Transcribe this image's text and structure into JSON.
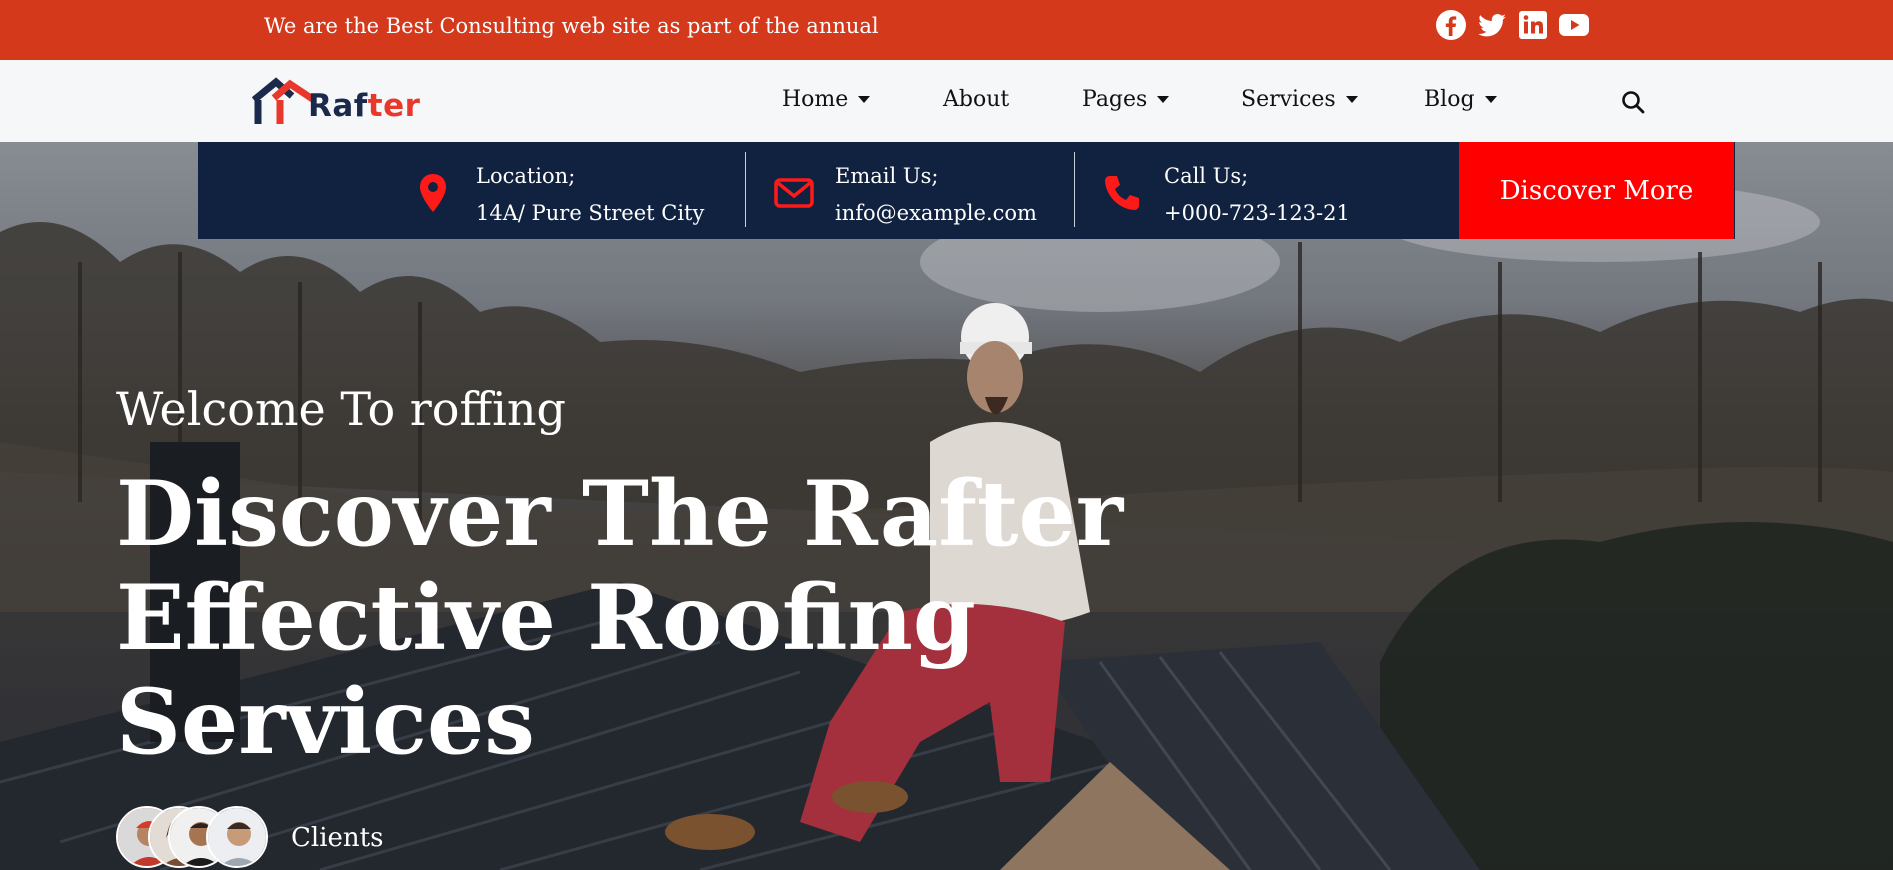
{
  "topbar": {
    "tagline": "We are the Best Consulting web site as part of the annual",
    "socials": [
      "facebook-icon",
      "twitter-icon",
      "linkedin-icon",
      "youtube-icon"
    ],
    "bg_color": "#d4391b"
  },
  "nav": {
    "logo_text_main": "Raf",
    "logo_text_accent": "ter",
    "items": [
      {
        "label": "Home",
        "dropdown": true
      },
      {
        "label": "About",
        "dropdown": false
      },
      {
        "label": "Pages",
        "dropdown": true
      },
      {
        "label": "Services",
        "dropdown": true
      },
      {
        "label": "Blog",
        "dropdown": true
      }
    ],
    "search_icon": "search-icon"
  },
  "contact": {
    "location_title": "Location;",
    "location_value": "14A/ Pure Street City",
    "email_title": "Email Us;",
    "email_value": "info@example.com",
    "call_title": "Call Us;",
    "call_value": "+000-723-123-21",
    "cta_label": "Discover More",
    "bg_color": "#112240",
    "accent_color": "#ff0000"
  },
  "hero": {
    "welcome": "Welcome To roffing",
    "headline_line1": "Discover The Rafter",
    "headline_line2": "Effective Roofing",
    "headline_line3": "Services",
    "clients_label": "Clients"
  }
}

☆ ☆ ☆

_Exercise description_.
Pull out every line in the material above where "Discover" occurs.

_Solved exercise_.
    "cta_label": "Discover More",
    "headline_line1": "Discover The Rafter",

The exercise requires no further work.